Has the state of the world kept you up at night during the last several years? Have you ever said to yourself “I wish I had that guy who made the Big Shot and Anchorman” tell me a bedtime story? If so, then filmmaker Adam McKay’s new podcast “Bedtime Stories with Adam McKay” from his production company Hyperobject Industries and Sony Entertainment might be your ticket to a more relaxing sleep, or at least a fun way to navigate these (in Adam’s words)“crazy bonkers times that we’re living through.”
The improvised stories are told with a spoken word prompt from producer Harry Nelson and McKay goes right to work in one take telling an enjoyable story from start to finish that draws on his years of improv experience in Chicago where he was one of the founders of the Upright Citizens Brigade Theater. He says the concept for this particular storytelling podcast came to him from remembering how much fun he had telling bedtime stories to his daughters when they were growing up and thinking that this might be a way to help him get through his sleepless nights these last several years. He also was listening to a lot of storytelling podcasts at the time and the ones he was drawn to were ones he could still enjoy with the volume turned down like author Paul Auster and his books on tape because of his deep voiced delivery. McKay says that hearing Paul’s voice was very relaxing while he was in a “sweat slickered panic about the climate collapsing and watching Democracy collapse like Dominos.”
But it’s not only Adam McKay who will be sending audiences into a fitful embrace during the show’s first season, but celebrity guests like Sarah Silverman and Monica Padman and his biggest dream guest that he told me he was incredibly excited about, John Lurie. Adam previously worked with the fiercely independent artist in the HBO series Painting with John in 2021, a show that McKay executive produced.
We spoke with Adam over Zoom and audio only for this interview.
How does this show fit in with Hyper Object Industries?
Adam McKay: I’m not sure that it does, but in setting up the company we allowed for a certain number of projects that we weren’t sure they would fit in. We try to do projects that address this bouncy castle full of hyenas world that we live in, but sometimes you just got to tell a good bedtime story.
I’ve got to admit, it was hard to go to sleep after watching your film Don’t Look Up.
McKay: You can imagine if you watched it and had trouble sleeping how difficult it was for me to sleep while making it, especially since January 6 happened during filming! I’ve had a lot of friends tell me they’ve had trouble sleeping since then. These are improvised stories and they’re sometimes funny or strange but they fit into our mission statement since it’s important to laugh and to hear stories. You gotta live in the midst of these times and the idea for this podcast came from a joyful place. Something I love about podcasts is you can use them for ideas like this and try ideas where you don’t know the answer to the question and you don’t have to have a huge budget. Bedtime Stories most feels like it’s in the spirit of “hey let’s give it a try.”
What are some of the elements of a story that puts you to sleep?
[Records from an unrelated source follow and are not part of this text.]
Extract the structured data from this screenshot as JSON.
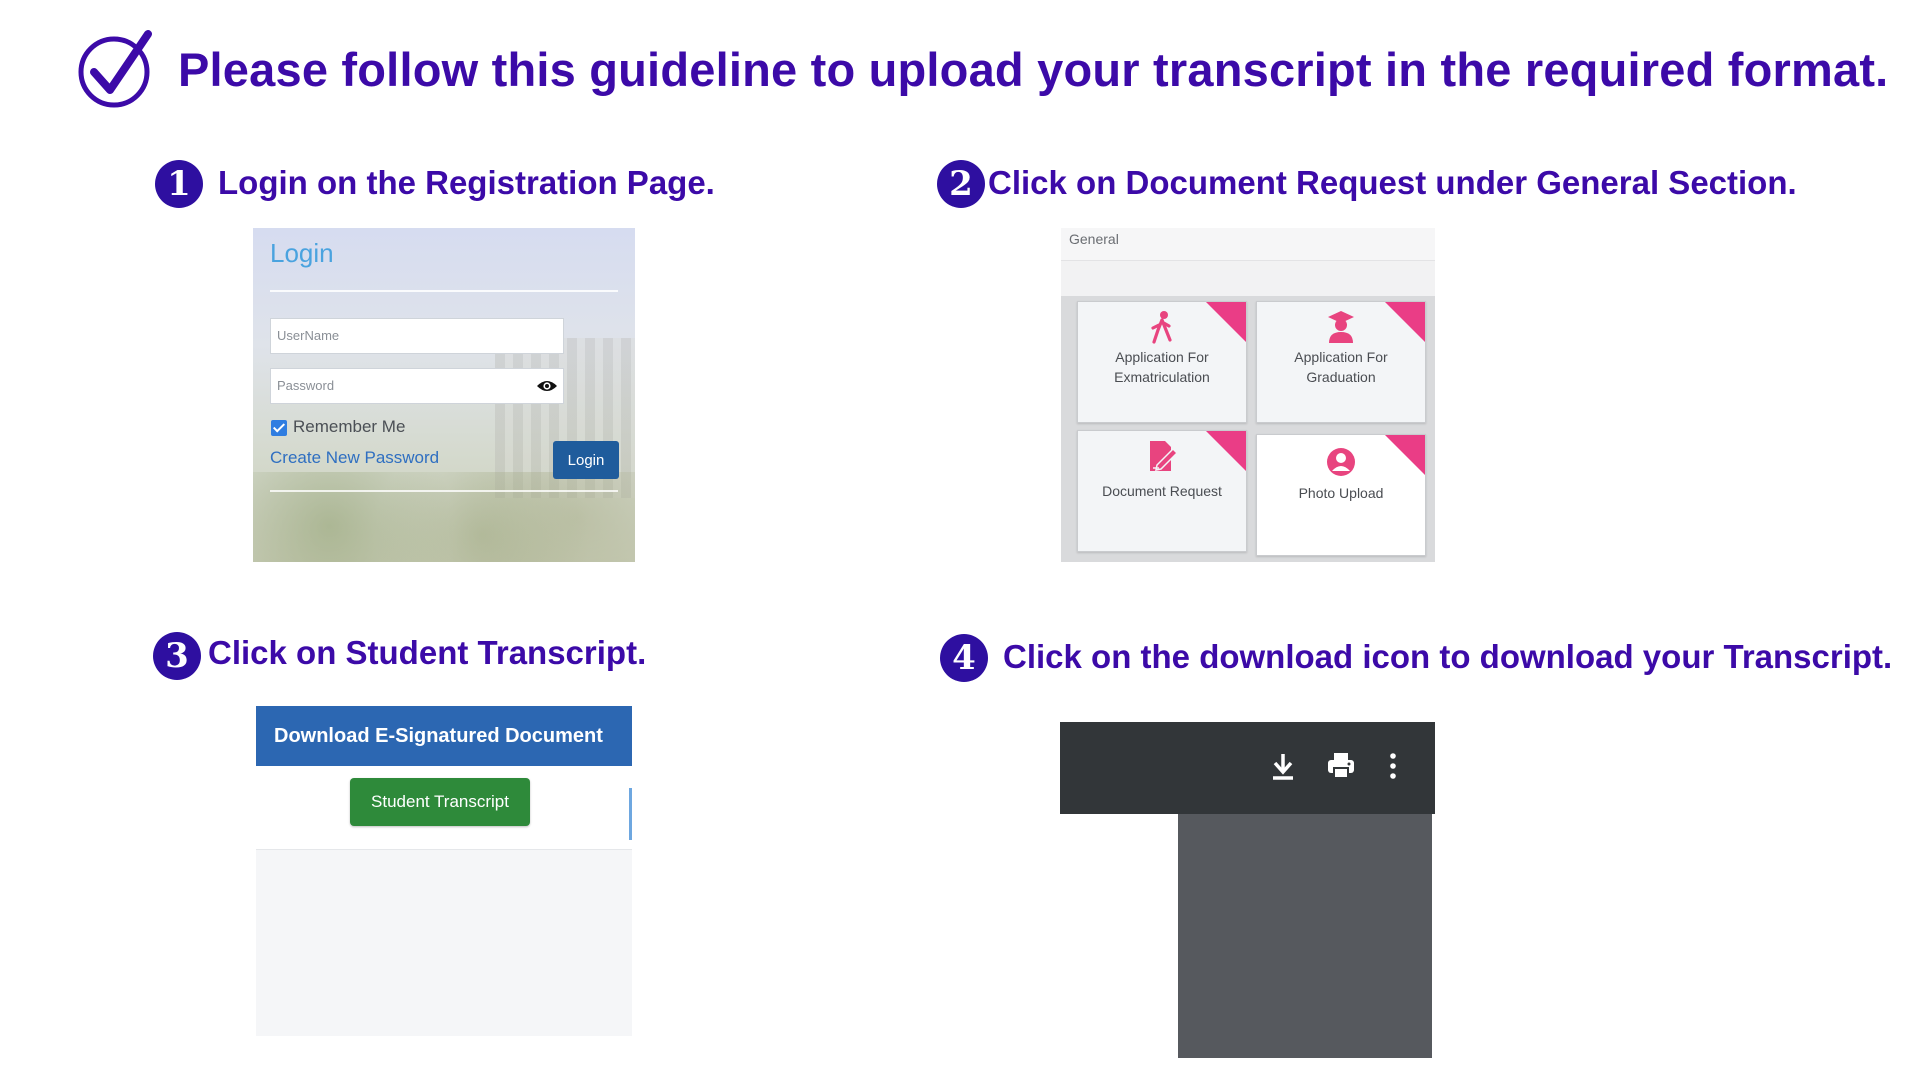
{
  "header": {
    "title": "Please follow this guideline to upload your transcript in the required format.",
    "icon": "check-circle-icon"
  },
  "colors": {
    "heading": "#3c0aa8",
    "badge": "#2e0fa0",
    "tile_accent": "#ea3d86",
    "panel_blue": "#2c67b2",
    "button_green": "#2e8a3a"
  },
  "steps": [
    {
      "number": "1",
      "text": "Login on the Registration Page."
    },
    {
      "number": "2",
      "text": "Click on Document Request under General Section."
    },
    {
      "number": "3",
      "text": "Click on Student Transcript."
    },
    {
      "number": "4",
      "text": "Click on the download icon to download your Transcript."
    }
  ],
  "login": {
    "title": "Login",
    "username_placeholder": "UserName",
    "password_placeholder": "Password",
    "remember_label": "Remember Me",
    "create_password_link": "Create New Password",
    "login_button": "Login"
  },
  "general": {
    "section_label": "General",
    "tiles": [
      {
        "line1": "Application For",
        "line2": "Exmatriculation",
        "icon": "walking-person-icon"
      },
      {
        "line1": "Application For",
        "line2": "Graduation",
        "icon": "graduate-icon"
      },
      {
        "line1": "Document Request",
        "line2": "",
        "icon": "document-edit-icon"
      },
      {
        "line1": "Photo Upload",
        "line2": "",
        "icon": "user-circle-icon"
      }
    ]
  },
  "esign": {
    "header": "Download E-Signatured Document",
    "transcript_button": "Student Transcript"
  },
  "viewer": {
    "icons": [
      "download-icon",
      "print-icon",
      "more-vert-icon"
    ]
  }
}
McKay: Some of the stories aren’t necessarily the greatest bedtime stories, but what is important is the storyteller’s voice. I like to slow down and be very deliberate and the more specifics I can include, the better. If I can think about the jacket a woman is wearing or the odd candle in the bedroom, the more I’m pulled into a world. Those are the key elements of a good story I think.
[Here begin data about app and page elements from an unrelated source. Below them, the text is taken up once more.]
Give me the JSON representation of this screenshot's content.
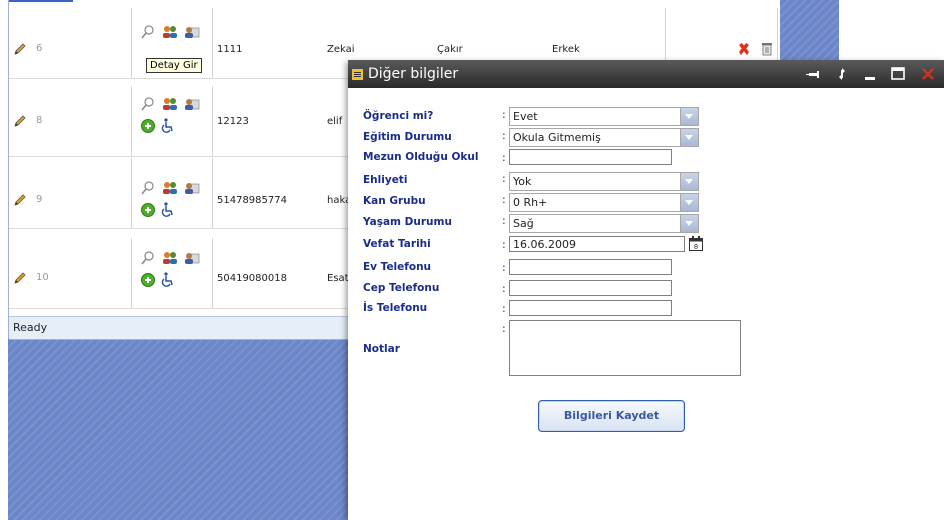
{
  "grid": {
    "rows": [
      {
        "num": "6",
        "tc": "1111",
        "name": "Zekai",
        "surname": "Çakır",
        "gender": "Erkek"
      },
      {
        "num": "8",
        "tc": "12123",
        "name": "elif",
        "surname": "",
        "gender": ""
      },
      {
        "num": "9",
        "tc": "51478985774",
        "name": "haka",
        "surname": "",
        "gender": ""
      },
      {
        "num": "10",
        "tc": "50419080018",
        "name": "Esat",
        "surname": "",
        "gender": ""
      }
    ],
    "tooltip": "Detay Gir",
    "status": "Ready"
  },
  "dialog": {
    "title": "Diğer bilgiler",
    "fields": {
      "ogrenci": {
        "label": "Öğrenci mi?",
        "value": "Evet"
      },
      "egitim": {
        "label": "Eğitim Durumu",
        "value": "Okula Gitmemiş"
      },
      "mezun": {
        "label": "Mezun Olduğu Okul",
        "value": ""
      },
      "ehliyet": {
        "label": "Ehliyeti",
        "value": "Yok"
      },
      "kan": {
        "label": "Kan Grubu",
        "value": "0 Rh+"
      },
      "yasam": {
        "label": "Yaşam Durumu",
        "value": "Sağ"
      },
      "vefat": {
        "label": "Vefat Tarihi",
        "value": "16.06.2009"
      },
      "ev": {
        "label": "Ev Telefonu",
        "value": ""
      },
      "cep": {
        "label": "Cep Telefonu",
        "value": ""
      },
      "is": {
        "label": "İs Telefonu",
        "value": ""
      },
      "notlar": {
        "label": "Notlar",
        "value": ""
      }
    },
    "colon": ":",
    "save_label": "Bilgileri Kaydet"
  },
  "icons": [
    "pencil-icon",
    "search-icon",
    "users-icon",
    "user-card-icon",
    "add-icon",
    "wheelchair-icon",
    "delete-icon",
    "trash-icon",
    "calendar-icon",
    "pin-icon",
    "refresh-icon",
    "minimize-icon",
    "maximize-icon",
    "close-icon"
  ],
  "colors": {
    "accent": "#1a2c8a",
    "titlebar": "#3a3a3a",
    "background": "#6b86c9",
    "close": "#e03020"
  }
}
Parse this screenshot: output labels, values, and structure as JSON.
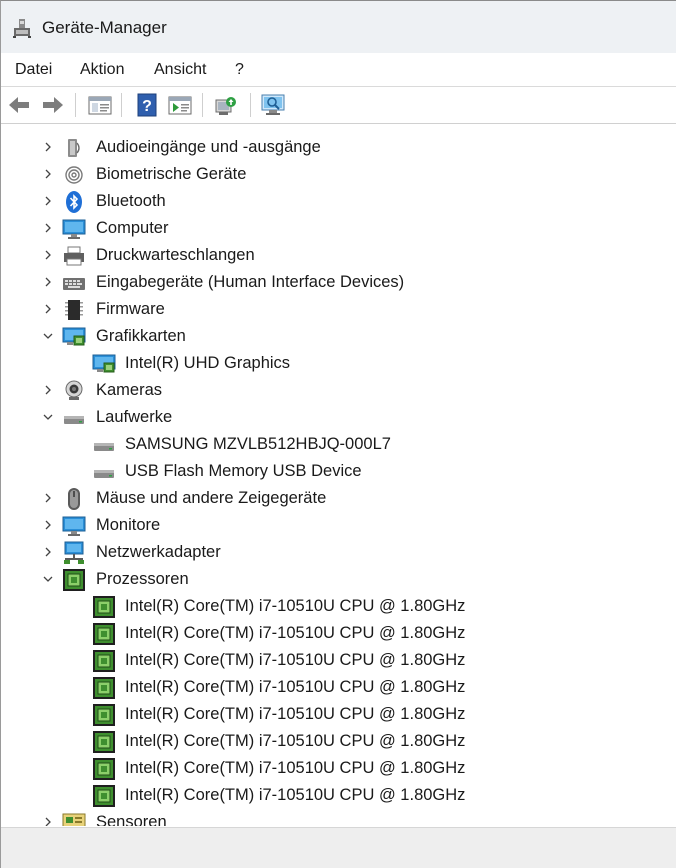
{
  "window": {
    "title": "Geräte-Manager"
  },
  "menu": [
    "Datei",
    "Aktion",
    "Ansicht",
    "?"
  ],
  "toolbar": {
    "buttons": [
      "back-arrow-icon",
      "forward-arrow-icon",
      "properties-window-icon",
      "help-icon",
      "update-driver-icon",
      "scan-hardware-changes-icon",
      "monitor-view-icon"
    ]
  },
  "tree": {
    "categories": [
      {
        "label": "Audioeingänge und -ausgänge",
        "expanded": false,
        "icon": "speaker-icon"
      },
      {
        "label": "Biometrische Geräte",
        "expanded": false,
        "icon": "fingerprint-icon"
      },
      {
        "label": "Bluetooth",
        "expanded": false,
        "icon": "bluetooth-icon"
      },
      {
        "label": "Computer",
        "expanded": false,
        "icon": "computer-icon"
      },
      {
        "label": "Druckwarteschlangen",
        "expanded": false,
        "icon": "printer-icon"
      },
      {
        "label": "Eingabegeräte (Human Interface Devices)",
        "expanded": false,
        "icon": "keyboard-icon"
      },
      {
        "label": "Firmware",
        "expanded": false,
        "icon": "chip-icon"
      },
      {
        "label": "Grafikkarten",
        "expanded": true,
        "icon": "display-adapter-icon",
        "children": [
          {
            "label": "Intel(R) UHD Graphics",
            "icon": "display-adapter-icon"
          }
        ]
      },
      {
        "label": "Kameras",
        "expanded": false,
        "icon": "webcam-icon"
      },
      {
        "label": "Laufwerke",
        "expanded": true,
        "icon": "drive-icon",
        "children": [
          {
            "label": "SAMSUNG MZVLB512HBJQ-000L7",
            "icon": "drive-icon"
          },
          {
            "label": "USB Flash Memory USB Device",
            "icon": "drive-icon"
          }
        ]
      },
      {
        "label": "Mäuse und andere Zeigegeräte",
        "expanded": false,
        "icon": "mouse-icon"
      },
      {
        "label": "Monitore",
        "expanded": false,
        "icon": "monitor-icon"
      },
      {
        "label": "Netzwerkadapter",
        "expanded": false,
        "icon": "network-adapter-icon"
      },
      {
        "label": "Prozessoren",
        "expanded": true,
        "icon": "processor-icon",
        "children": [
          {
            "label": "Intel(R) Core(TM) i7-10510U CPU @ 1.80GHz",
            "icon": "processor-icon"
          },
          {
            "label": "Intel(R) Core(TM) i7-10510U CPU @ 1.80GHz",
            "icon": "processor-icon"
          },
          {
            "label": "Intel(R) Core(TM) i7-10510U CPU @ 1.80GHz",
            "icon": "processor-icon"
          },
          {
            "label": "Intel(R) Core(TM) i7-10510U CPU @ 1.80GHz",
            "icon": "processor-icon"
          },
          {
            "label": "Intel(R) Core(TM) i7-10510U CPU @ 1.80GHz",
            "icon": "processor-icon"
          },
          {
            "label": "Intel(R) Core(TM) i7-10510U CPU @ 1.80GHz",
            "icon": "processor-icon"
          },
          {
            "label": "Intel(R) Core(TM) i7-10510U CPU @ 1.80GHz",
            "icon": "processor-icon"
          },
          {
            "label": "Intel(R) Core(TM) i7-10510U CPU @ 1.80GHz",
            "icon": "processor-icon"
          }
        ]
      },
      {
        "label": "Sensoren",
        "expanded": false,
        "icon": "sensor-icon"
      }
    ]
  },
  "colors": {
    "titlebar": "#eef1f4",
    "statusbar": "#eeeeee",
    "chip_green": "#3f8f2f",
    "monitor_blue": "#1e90d8"
  }
}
Are there any words that don’t make for good suggestions?
McKay: Some are pretty tough, but you can honestly take any suggestion. I was teaching a class where part of the assignment was to create a story with hard words, and I suggested some bad ones like “OJ Simpson” or “fart” and the class rounded the terrible suggestion and created something interesting. So honestly you can use any word.
The first episode “Frenzy” is out starting today.